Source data
---

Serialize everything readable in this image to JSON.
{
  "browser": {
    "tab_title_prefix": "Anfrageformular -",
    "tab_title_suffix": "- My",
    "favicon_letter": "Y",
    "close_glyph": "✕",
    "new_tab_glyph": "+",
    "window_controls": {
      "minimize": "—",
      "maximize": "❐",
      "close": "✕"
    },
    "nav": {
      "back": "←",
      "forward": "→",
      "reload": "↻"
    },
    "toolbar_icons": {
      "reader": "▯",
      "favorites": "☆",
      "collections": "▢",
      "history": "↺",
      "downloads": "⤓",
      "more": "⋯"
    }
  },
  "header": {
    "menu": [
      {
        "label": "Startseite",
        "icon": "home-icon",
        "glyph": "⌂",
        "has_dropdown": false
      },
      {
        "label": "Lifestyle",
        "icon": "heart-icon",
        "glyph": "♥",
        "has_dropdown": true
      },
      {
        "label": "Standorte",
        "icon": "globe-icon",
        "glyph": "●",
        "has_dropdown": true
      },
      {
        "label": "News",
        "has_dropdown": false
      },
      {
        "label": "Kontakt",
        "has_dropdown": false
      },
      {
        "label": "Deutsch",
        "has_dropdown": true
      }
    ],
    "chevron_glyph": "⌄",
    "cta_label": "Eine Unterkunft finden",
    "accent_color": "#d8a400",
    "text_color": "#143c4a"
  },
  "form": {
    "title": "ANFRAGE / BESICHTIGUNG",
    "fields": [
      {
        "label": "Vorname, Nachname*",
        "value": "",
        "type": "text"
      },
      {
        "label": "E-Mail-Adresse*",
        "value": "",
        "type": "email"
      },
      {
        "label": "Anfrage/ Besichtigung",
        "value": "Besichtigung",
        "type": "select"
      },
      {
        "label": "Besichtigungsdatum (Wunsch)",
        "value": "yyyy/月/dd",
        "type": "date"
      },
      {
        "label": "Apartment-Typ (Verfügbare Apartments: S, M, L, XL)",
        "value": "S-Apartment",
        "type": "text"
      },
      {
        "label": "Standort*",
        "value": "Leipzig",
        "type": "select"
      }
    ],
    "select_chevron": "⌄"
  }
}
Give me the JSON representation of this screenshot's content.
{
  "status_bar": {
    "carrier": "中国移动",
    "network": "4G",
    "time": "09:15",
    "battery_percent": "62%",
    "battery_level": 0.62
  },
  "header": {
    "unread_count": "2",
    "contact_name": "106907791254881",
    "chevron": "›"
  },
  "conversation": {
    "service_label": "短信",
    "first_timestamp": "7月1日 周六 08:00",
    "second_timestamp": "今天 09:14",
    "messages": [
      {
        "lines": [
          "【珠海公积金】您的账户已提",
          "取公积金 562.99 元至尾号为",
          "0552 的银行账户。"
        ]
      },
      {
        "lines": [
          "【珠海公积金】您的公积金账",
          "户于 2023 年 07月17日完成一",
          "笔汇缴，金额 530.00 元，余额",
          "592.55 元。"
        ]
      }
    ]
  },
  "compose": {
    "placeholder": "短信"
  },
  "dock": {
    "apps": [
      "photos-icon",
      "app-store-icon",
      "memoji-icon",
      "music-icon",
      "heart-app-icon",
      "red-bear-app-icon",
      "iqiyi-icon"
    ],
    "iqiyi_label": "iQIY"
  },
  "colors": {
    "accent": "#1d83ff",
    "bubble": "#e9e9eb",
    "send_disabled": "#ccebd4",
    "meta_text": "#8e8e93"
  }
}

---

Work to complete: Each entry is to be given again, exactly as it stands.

Reply:
Serialize everything readable in this image to JSON.
{
  "browser": {
    "tab_title_prefix": "Anfrageformular -",
    "tab_title_suffix": "- My",
    "favicon_letter": "Y",
    "close_glyph": "✕",
    "new_tab_glyph": "+",
    "window_controls": {
      "minimize": "—",
      "maximize": "❐",
      "close": "✕"
    },
    "nav": {
      "back": "←",
      "forward": "→",
      "reload": "↻"
    },
    "toolbar_icons": {
      "reader": "▯",
      "favorites": "☆",
      "collections": "▢",
      "history": "↺",
      "downloads": "⤓",
      "more": "⋯"
    }
  },
  "header": {
    "menu": [
      {
        "label": "Startseite",
        "icon": "home-icon",
        "glyph": "⌂",
        "has_dropdown": false
      },
      {
        "label": "Lifestyle",
        "icon": "heart-icon",
        "glyph": "♥",
        "has_dropdown": true
      },
      {
        "label": "Standorte",
        "icon": "globe-icon",
        "glyph": "●",
        "has_dropdown": true
      },
      {
        "label": "News",
        "has_dropdown": false
      },
      {
        "label": "Kontakt",
        "has_dropdown": false
      },
      {
        "label": "Deutsch",
        "has_dropdown": true
      }
    ],
    "chevron_glyph": "⌄",
    "cta_label": "Eine Unterkunft finden",
    "accent_color": "#d8a400",
    "text_color": "#143c4a"
  },
  "form": {
    "title": "ANFRAGE / BESICHTIGUNG",
    "fields": [
      {
        "label": "Vorname, Nachname*",
        "value": "",
        "type": "text"
      },
      {
        "label": "E-Mail-Adresse*",
        "value": "",
        "type": "email"
      },
      {
        "label": "Anfrage/ Besichtigung",
        "value": "Besichtigung",
        "type": "select"
      },
      {
        "label": "Besichtigungsdatum (Wunsch)",
        "value": "yyyy/月/dd",
        "type": "date"
      },
      {
        "label": "Apartment-Typ (Verfügbare Apartments: S, M, L, XL)",
        "value": "S-Apartment",
        "type": "text"
      },
      {
        "label": "Standort*",
        "value": "Leipzig",
        "type": "select"
      }
    ],
    "select_chevron": "⌄"
  }
}
Give me the JSON representation of this screenshot's content.
{
  "status_bar": {
    "carrier": "中国移动",
    "network": "4G",
    "time": "09:15",
    "battery_percent": "62%",
    "battery_level": 0.62
  },
  "header": {
    "unread_count": "2",
    "contact_name": "106907791254881",
    "chevron": "›"
  },
  "conversation": {
    "service_label": "短信",
    "first_timestamp": "7月1日 周六 08:00",
    "second_timestamp": "今天 09:14",
    "messages": [
      {
        "lines": [
          "【珠海公积金】您的账户已提",
          "取公积金 562.99 元至尾号为",
          "0552 的银行账户。"
        ]
      },
      {
        "lines": [
          "【珠海公积金】您的公积金账",
          "户于 2023 年 07月17日完成一",
          "笔汇缴，金额 530.00 元，余额",
          "592.55 元。"
        ]
      }
    ]
  },
  "compose": {
    "placeholder": "短信"
  },
  "dock": {
    "apps": [
      "photos-icon",
      "app-store-icon",
      "memoji-icon",
      "music-icon",
      "heart-app-icon",
      "red-bear-app-icon",
      "iqiyi-icon"
    ],
    "iqiyi_label": "iQIY"
  },
  "colors": {
    "accent": "#1d83ff",
    "bubble": "#e9e9eb",
    "send_disabled": "#ccebd4",
    "meta_text": "#8e8e93"
  }
}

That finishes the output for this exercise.